Defence 2013: A review of South Africa's defence industry (PDF Report)
Creamer Media’s 2013 Defence Report examines South Africa’s defence industry, with particular focus on the key players in the sector, the innovations that have come out of the defence sector, local and export demand, South Africa’s controversial...
 
 
 
 
 
This Week's Magazine
The Electronic Systems Laboratory (ESL) of the Department of Electrical and Electronic Engineering at Stellenbosch University is strongly reaffirming its position as one of South Africa’s leading centres for satellite technology and expertise. It is currently...
MORE IN SA Phase 2 should see local content on the mainline locomotive increase from 65% to 80% by the end of 2014
The world’s lowest-cost diesel-electric locomotive is not made in China, but in Pretoria, at RRL Grindrod Locomotives’ newly upgraded 30 000 m2 plant. The company’s locomotive pricing is “more competitive than any other original-equipment manufacturer (OEM)...
The South African Defence Review 2012, released to the public at the end of last month (despite the year given in its title) recommends the creation of the post of Chief Defence Scientist. This official would be responsible for the management of defence technology...
AltX-listed engineering technology company Ansys has been awarded an R188-million contract by Transnet to supply integrated dashboard display systems to the freight rail utility’s locomotives. Black-owned and controlled Ansys developed the bespoke integrated system...
South Africa’s sole nuclear power station Koeberg, which is located in the Western Cape, breached a major operations milestone on April 4, which marked the thirtieth anniversary of Unit 1 having been connected to the grid. Eskom, which operates the two-unit plant,...
 
 
 
 
 
 
 
 
 
Alert Close
Embed Code Close
content
Research Reports Close
Research Reports are a product of the
Research Channel Africa. Reports can be bought individually or you can gain full access to all reports as part of a Research Channel Africa subscription.

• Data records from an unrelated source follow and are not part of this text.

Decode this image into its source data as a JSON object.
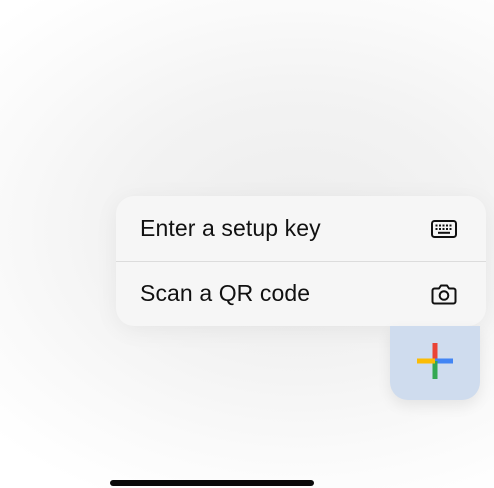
{
  "menu": {
    "items": [
      {
        "label": "Enter a setup key",
        "icon": "keyboard-icon"
      },
      {
        "label": "Scan a QR code",
        "icon": "camera-icon"
      }
    ]
  },
  "fab": {
    "icon": "google-plus-icon",
    "colors": {
      "red": "#ea4335",
      "blue": "#4285f4",
      "green": "#34a853",
      "yellow": "#fbbc05"
    }
  },
  "colors": {
    "menu_background": "#f6f6f6",
    "fab_background": "#cfdcee",
    "text": "#111111"
  }
}
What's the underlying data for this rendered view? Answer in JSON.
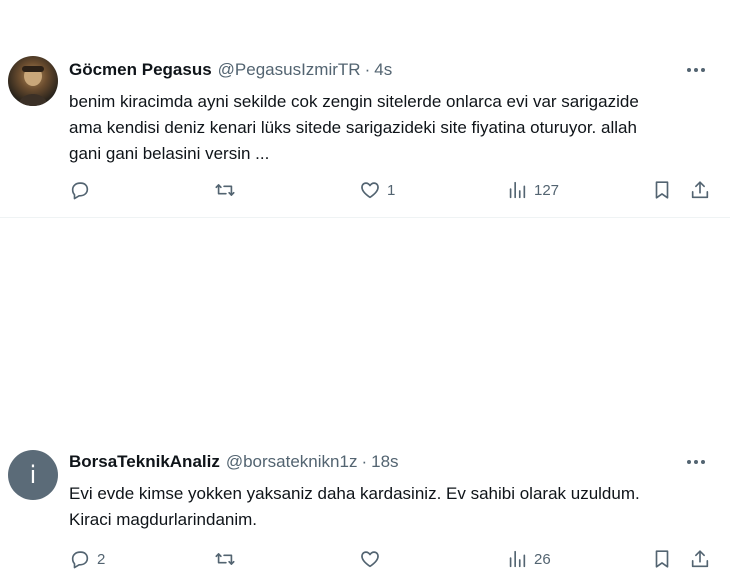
{
  "tweets": [
    {
      "display_name": "Göcmen Pegasus",
      "handle": "@PegasusIzmirTR",
      "separator": "·",
      "time": "4s",
      "text_lines": [
        "benim kiracimda ayni sekilde cok zengin sitelerde onlarca evi var sarigazide",
        "ama kendisi deniz kenari lüks sitede sarigazideki site fiyatina oturuyor. allah",
        "gani gani belasini versin ..."
      ],
      "avatar": {
        "type": "photo",
        "icon": "user-photo"
      },
      "actions": {
        "reply": {
          "icon": "reply-icon",
          "count": ""
        },
        "retweet": {
          "icon": "retweet-icon",
          "count": ""
        },
        "like": {
          "icon": "heart-icon",
          "count": "1"
        },
        "views": {
          "icon": "views-icon",
          "count": "127"
        },
        "bookmark": {
          "icon": "bookmark-icon"
        },
        "share": {
          "icon": "share-icon"
        }
      }
    },
    {
      "display_name": "BorsaTeknikAnaliz",
      "handle": "@borsateknikn1z",
      "separator": "·",
      "time": "18s",
      "text_lines": [
        "Evi evde kimse yokken yaksaniz daha kardasiniz. Ev sahibi olarak uzuldum.",
        "Kiraci magdurlarindanim."
      ],
      "avatar": {
        "type": "letter",
        "letter": "i"
      },
      "actions": {
        "reply": {
          "icon": "reply-icon",
          "count": "2"
        },
        "retweet": {
          "icon": "retweet-icon",
          "count": ""
        },
        "like": {
          "icon": "heart-icon",
          "count": ""
        },
        "views": {
          "icon": "views-icon",
          "count": "26"
        },
        "bookmark": {
          "icon": "bookmark-icon"
        },
        "share": {
          "icon": "share-icon"
        }
      }
    }
  ],
  "colors": {
    "text": "#0f1419",
    "muted": "#536471",
    "divider": "#eff3f4",
    "background": "#ffffff"
  }
}
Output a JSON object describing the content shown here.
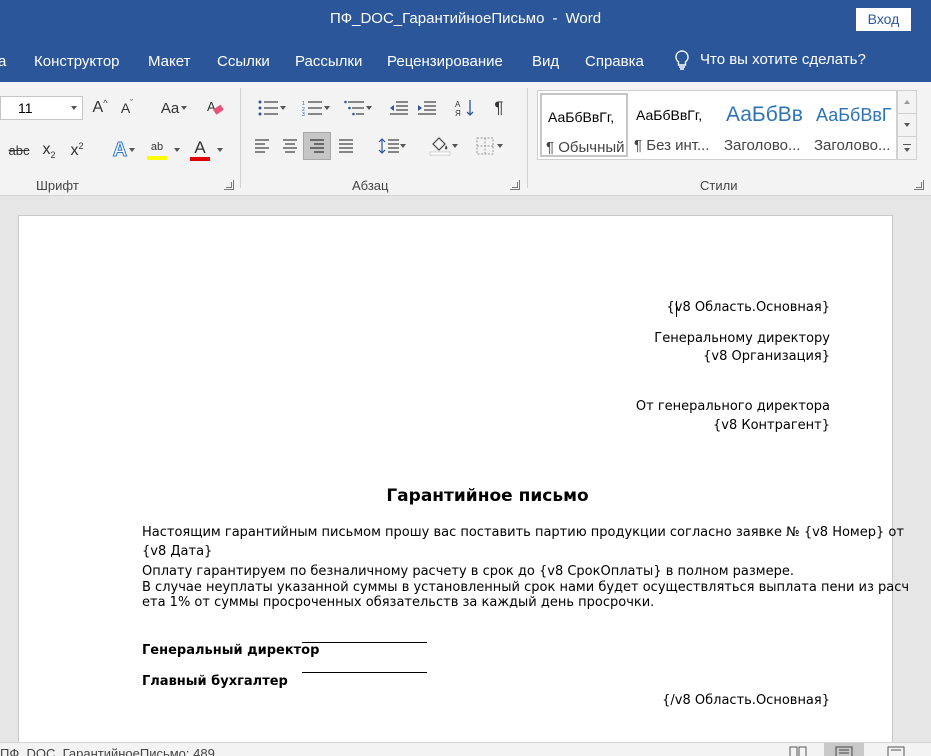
{
  "window": {
    "doc_name": "ПФ_DOC_ГарантийноеПисьмо",
    "separator": "-",
    "app_name": "Word",
    "login_label": "Вход"
  },
  "tabs": [
    "а",
    "Конструктор",
    "Макет",
    "Ссылки",
    "Рассылки",
    "Рецензирование",
    "Вид",
    "Справка"
  ],
  "tellme": {
    "label": "Что вы хотите сделать?",
    "icon": "lightbulb-icon"
  },
  "ribbon": {
    "font_group": {
      "label": "Шрифт",
      "font_size": "11",
      "grow_font": "A",
      "shrink_font": "A",
      "change_case": "Aa",
      "strikethrough": "abc",
      "subscript_base": "x",
      "subscript_mark": "2",
      "superscript_base": "x",
      "superscript_mark": "2",
      "text_effects": "A",
      "highlight": "ab",
      "font_color": "A",
      "highlight_color": "#ffff00",
      "font_color_value": "#e00000"
    },
    "paragraph_group": {
      "label": "Абзац",
      "pilcrow": "¶"
    },
    "styles_group": {
      "label": "Стили",
      "items": [
        {
          "sample": "АаБбВвГг,",
          "name": "¶ Обычный"
        },
        {
          "sample": "АаБбВвГг,",
          "name": "¶ Без инт..."
        },
        {
          "sample": "АаБбВв",
          "name": "Заголово..."
        },
        {
          "sample": "АаБбВвГ",
          "name": "Заголово..."
        }
      ]
    }
  },
  "document": {
    "region_open": "{v8 Область.Основная}",
    "to_line1": "Генеральному директору",
    "to_line2": "{v8 Организация}",
    "from_line1": "От генерального директора",
    "from_line2": "{v8 Контрагент}",
    "title": "Гарантийное письмо",
    "body_line1": "Настоящим гарантийным письмом прошу вас поставить партию продукции согласно заявке № {v8 Номер} от",
    "body_line2": "{v8 Дата}",
    "body_line3": "Оплату гарантируем по безналичному расчету в срок до {v8 СрокОплаты} в полном размере.",
    "body_line4": "В случае неуплаты указанной суммы в установленный срок нами будет осуществляться выплата пени из расч",
    "body_line5": "ета 1% от суммы просроченных обязательств за каждый день просрочки.",
    "sign1": "Генеральный директор",
    "sign2": "Главный бухгалтер",
    "region_close": "{/v8 Область.Основная}"
  },
  "status": {
    "text": "ПФ_DOC_ГарантийноеПисьмо: 489"
  },
  "colors": {
    "accent": "#2b579a",
    "ribbon_bg": "#f3f3f3",
    "heading_style": "#2e74b5"
  }
}
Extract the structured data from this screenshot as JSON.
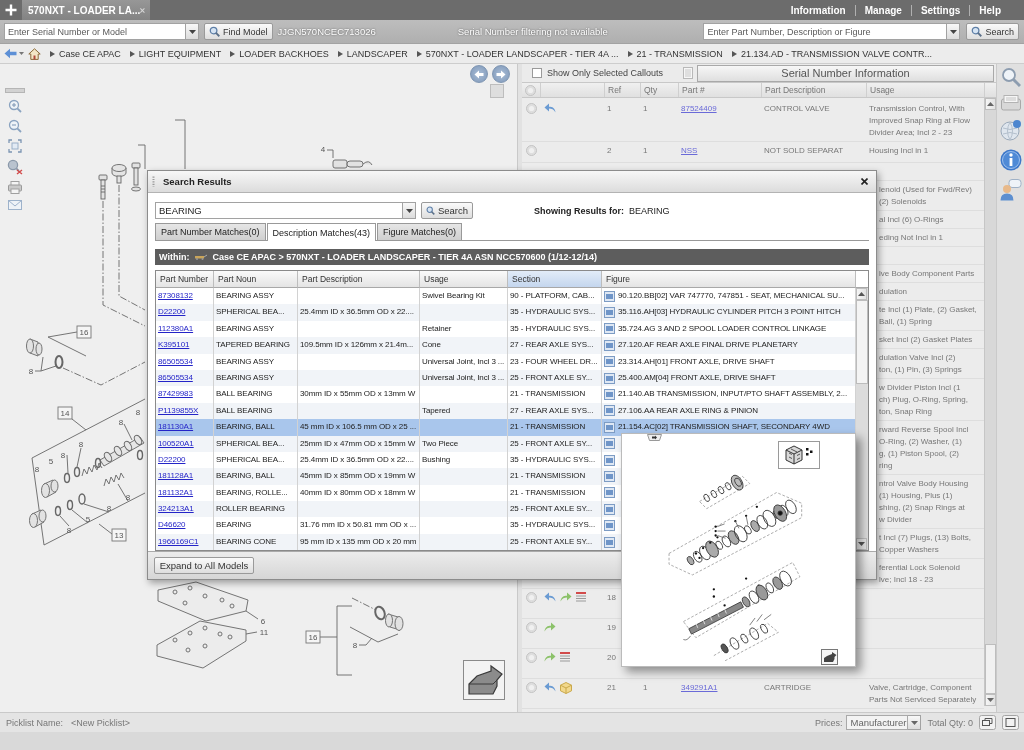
{
  "top_bar": {
    "tabs": [
      {
        "label": "570NXT - LOADER LA...",
        "selected": true
      }
    ],
    "links": [
      "Information",
      "Manage",
      "Settings",
      "Help"
    ]
  },
  "toolbar": {
    "serial_field": {
      "placeholder": "Enter Serial Number or Model"
    },
    "find_button": "Find Model",
    "serial_number": "JJGN570NCEC713026",
    "filter_status": "Serial Number filtering not available",
    "part_field": {
      "placeholder": "Enter Part Number, Description or Figure"
    },
    "search_button": "Search"
  },
  "breadcrumb": [
    "Case CE APAC",
    "LIGHT EQUIPMENT",
    "LOADER BACKHOES",
    "LANDSCAPER",
    "570NXT - LOADER LANDSCAPER - TIER 4A ...",
    "21 - TRANSMISSION",
    "21.134.AD - TRANSMISSION VALVE CONTR..."
  ],
  "diagram": {
    "callouts": [
      {
        "text": "4",
        "boxed": false
      },
      {
        "text": "16",
        "boxed": true
      },
      {
        "text": "8",
        "boxed": false
      },
      {
        "text": "14",
        "boxed": true
      },
      {
        "text": "8",
        "boxed": false
      },
      {
        "text": "8",
        "boxed": false
      },
      {
        "text": "8",
        "boxed": false
      },
      {
        "text": "8",
        "boxed": false
      },
      {
        "text": "5",
        "boxed": false
      },
      {
        "text": "8",
        "boxed": false
      },
      {
        "text": "8",
        "boxed": false
      },
      {
        "text": "8",
        "boxed": false
      },
      {
        "text": "5",
        "boxed": false
      },
      {
        "text": "8",
        "boxed": false
      },
      {
        "text": "13",
        "boxed": true
      },
      {
        "text": "6",
        "boxed": false
      },
      {
        "text": "11",
        "boxed": false
      },
      {
        "text": "16",
        "boxed": true
      },
      {
        "text": "8",
        "boxed": false
      }
    ]
  },
  "parts_panel": {
    "callout_filter": {
      "label": "Show Only Selected Callouts",
      "checked": false
    },
    "serial_info_button": "Serial Number Information",
    "columns": [
      "Ref",
      "Qty",
      "Part #",
      "Part Description",
      "Usage"
    ],
    "rows": [
      {
        "kind": "part",
        "ref": "1",
        "qty": "1",
        "part_number": "87524409",
        "description": "CONTROL VALVE",
        "usage": "Transmission Control, With Improved Snap Ring at Flow Divider Area; Incl 2 - 23",
        "back_ref": true,
        "forward_ref": false,
        "notes": false,
        "kit": false
      },
      {
        "kind": "part",
        "ref": "2",
        "qty": "1",
        "part_number": "NSS",
        "description": "NOT SOLD SEPARAT",
        "usage": "Housing Incl in 1",
        "back_ref": false,
        "forward_ref": false,
        "notes": false,
        "kit": false
      },
      {
        "kind": "covered"
      },
      {
        "kind": "covered",
        "usage": "lenoid (Used for Fwd/Rev)\n(2) Solenoids"
      },
      {
        "kind": "covered",
        "usage": "al Incl (6) O-Rings"
      },
      {
        "kind": "covered",
        "usage": "eding Not Incl in 1"
      },
      {
        "kind": "covered"
      },
      {
        "kind": "covered",
        "usage": "lve Body Component Parts"
      },
      {
        "kind": "covered",
        "usage": "dulation"
      },
      {
        "kind": "covered",
        "usage": "te Incl (1) Plate, (2) Gasket,\nBall, (1) Spring"
      },
      {
        "kind": "covered",
        "usage": "sket Incl (2) Gasket Plates"
      },
      {
        "kind": "covered",
        "usage": "dulation Valve Incl (2)\nton, (1) Pin, (3) Springs"
      },
      {
        "kind": "covered",
        "usage": "w Divider Piston Incl (1\nch) Plug, O-Ring, Spring,\nton, Snap Ring"
      },
      {
        "kind": "covered",
        "usage": "rward Reverse Spool Incl\nO-Ring, (2) Washer, (1)\ng, (1) Piston Spool, (2)\nring"
      },
      {
        "kind": "covered",
        "usage": "ntrol Valve Body Housing\n(1) Housing, Plus (1)\nshing, (2) Snap Rings at\nw Divider"
      },
      {
        "kind": "covered",
        "usage": "t Incl (7) Plugs, (13) Bolts,\nCopper Washers"
      },
      {
        "kind": "covered",
        "usage": "ferential Lock Solenoid\nlve; Incl 18 - 23"
      },
      {
        "kind": "part",
        "ref": "18",
        "back_ref": true,
        "forward_ref": true,
        "notes": true,
        "kit": false
      },
      {
        "kind": "part",
        "ref": "19",
        "back_ref": false,
        "forward_ref": true,
        "notes": false,
        "kit": false
      },
      {
        "kind": "part",
        "ref": "20",
        "back_ref": false,
        "forward_ref": true,
        "notes": true,
        "kit": false
      },
      {
        "kind": "part",
        "ref": "21",
        "qty": "1",
        "part_number": "349291A1",
        "description": "CARTRIDGE",
        "usage": "Valve, Cartridge, Component Parts Not Serviced Separately",
        "back_ref": true,
        "forward_ref": false,
        "notes": false,
        "kit": true
      }
    ]
  },
  "search_dialog": {
    "title": "Search Results",
    "query": "BEARING",
    "search_button": "Search",
    "results_label": "Showing Results for:",
    "results_query": "BEARING",
    "tabs": [
      {
        "label": "Part Number Matches(0)",
        "selected": false
      },
      {
        "label": "Description Matches(43)",
        "selected": true
      },
      {
        "label": "Figure Matches(0)",
        "selected": false
      }
    ],
    "within_label": "Within:",
    "within_path": "Case CE APAC > 570NXT - LOADER LANDSCAPER - TIER 4A ASN NCC570600 (1/12-12/14)",
    "columns": [
      {
        "label": "Part Number",
        "sorted": false
      },
      {
        "label": "Part Noun",
        "sorted": false
      },
      {
        "label": "Part Description",
        "sorted": false
      },
      {
        "label": "Usage",
        "sorted": false
      },
      {
        "label": "Section",
        "sorted": true
      },
      {
        "label": "Figure",
        "sorted": false
      }
    ],
    "rows": [
      {
        "part_number": "87308132",
        "noun": "BEARING ASSY",
        "usage": "Swivel Bearing Kit",
        "section": "90 - PLATFORM, CAB...",
        "figure": "90.120.BB[02] VAR 747770, 747851 - SEAT, MECHANICAL SU...",
        "selected": false
      },
      {
        "part_number": "D22200",
        "noun": "SPHERICAL BEA...",
        "description": "25.4mm ID x 36.5mm OD x 22....",
        "section": "35 - HYDRAULIC SYS...",
        "figure": "35.116.AH[03] HYDRAULIC CYLINDER PITCH 3 POINT HITCH",
        "selected": false
      },
      {
        "part_number": "112380A1",
        "noun": "BEARING ASSY",
        "usage": "Retainer",
        "section": "35 - HYDRAULIC SYS...",
        "figure": "35.724.AG 3 AND 2 SPOOL LOADER CONTROL LINKAGE",
        "selected": false
      },
      {
        "part_number": "K395101",
        "noun": "TAPERED BEARING",
        "description": "109.5mm ID x 126mm x 21.4m...",
        "usage": "Cone",
        "section": "27 - REAR AXLE SYS...",
        "figure": "27.120.AF REAR AXLE FINAL DRIVE PLANETARY",
        "selected": false
      },
      {
        "part_number": "86505534",
        "noun": "BEARING ASSY",
        "usage": "Universal Joint, Incl 3 ...",
        "section": "23 - FOUR WHEEL DR...",
        "figure": "23.314.AH[01] FRONT AXLE, DRIVE SHAFT",
        "selected": false
      },
      {
        "part_number": "86505534",
        "noun": "BEARING ASSY",
        "usage": "Universal Joint, Incl 3 ...",
        "section": "25 - FRONT AXLE SY...",
        "figure": "25.400.AM[04] FRONT AXLE, DRIVE SHAFT",
        "selected": false
      },
      {
        "part_number": "87429983",
        "noun": "BALL BEARING",
        "description": "30mm ID x 55mm OD x 13mm W",
        "section": "21 - TRANSMISSION",
        "figure": "21.140.AB TRANSMISSION, INPUT/PTO SHAFT ASSEMBLY, 2...",
        "selected": false
      },
      {
        "part_number": "P1139855X",
        "noun": "BALL BEARING",
        "usage": "Tapered",
        "section": "27 - REAR AXLE SYS...",
        "figure": "27.106.AA REAR AXLE RING & PINION",
        "selected": false
      },
      {
        "part_number": "181130A1",
        "noun": "BEARING, BALL",
        "description": "45 mm ID x 106.5 mm OD x 25 ...",
        "section": "21 - TRANSMISSION",
        "figure": "21.154.AC[02] TRANSMISSION SHAFT, SECONDARY 4WD",
        "selected": true
      },
      {
        "part_number": "100520A1",
        "noun": "SPHERICAL BEA...",
        "description": "25mm ID x 47mm OD x 15mm W",
        "usage": "Two Piece",
        "section": "25 - FRONT AXLE SY...",
        "selected": false
      },
      {
        "part_number": "D22200",
        "noun": "SPHERICAL BEA...",
        "description": "25.4mm ID x 36.5mm OD x 22....",
        "usage": "Bushing",
        "section": "35 - HYDRAULIC SYS...",
        "selected": false
      },
      {
        "part_number": "181128A1",
        "noun": "BEARING, BALL",
        "description": "45mm ID x 85mm OD x 19mm W",
        "section": "21 - TRANSMISSION",
        "selected": false
      },
      {
        "part_number": "181132A1",
        "noun": "BEARING, ROLLE...",
        "description": "40mm ID x 80mm OD x 18mm W",
        "section": "21 - TRANSMISSION",
        "selected": false
      },
      {
        "part_number": "324213A1",
        "noun": "ROLLER BEARING",
        "section": "25 - FRONT AXLE SY...",
        "selected": false
      },
      {
        "part_number": "D46620",
        "noun": "BEARING",
        "description": "31.76 mm ID x 50.81 mm OD x ...",
        "section": "35 - HYDRAULIC SYS...",
        "selected": false
      },
      {
        "part_number": "1966169C1",
        "noun": "BEARING CONE",
        "description": "95 mm ID x 135 mm OD x 20 mm",
        "section": "25 - FRONT AXLE SY...",
        "selected": false
      }
    ],
    "expand_button": "Expand to All Models"
  },
  "status_bar": {
    "picklist_label": "Picklist Name:",
    "picklist_name": "<New Picklist>",
    "prices_label": "Prices:",
    "prices_value": "Manufacturer",
    "total_qty": "Total Qty: 0"
  }
}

Find Out More Buy Report
 
 
Close
Engineering News
Completely Re-Engineered
Experience it now. Click here
*website to launch in a few weeks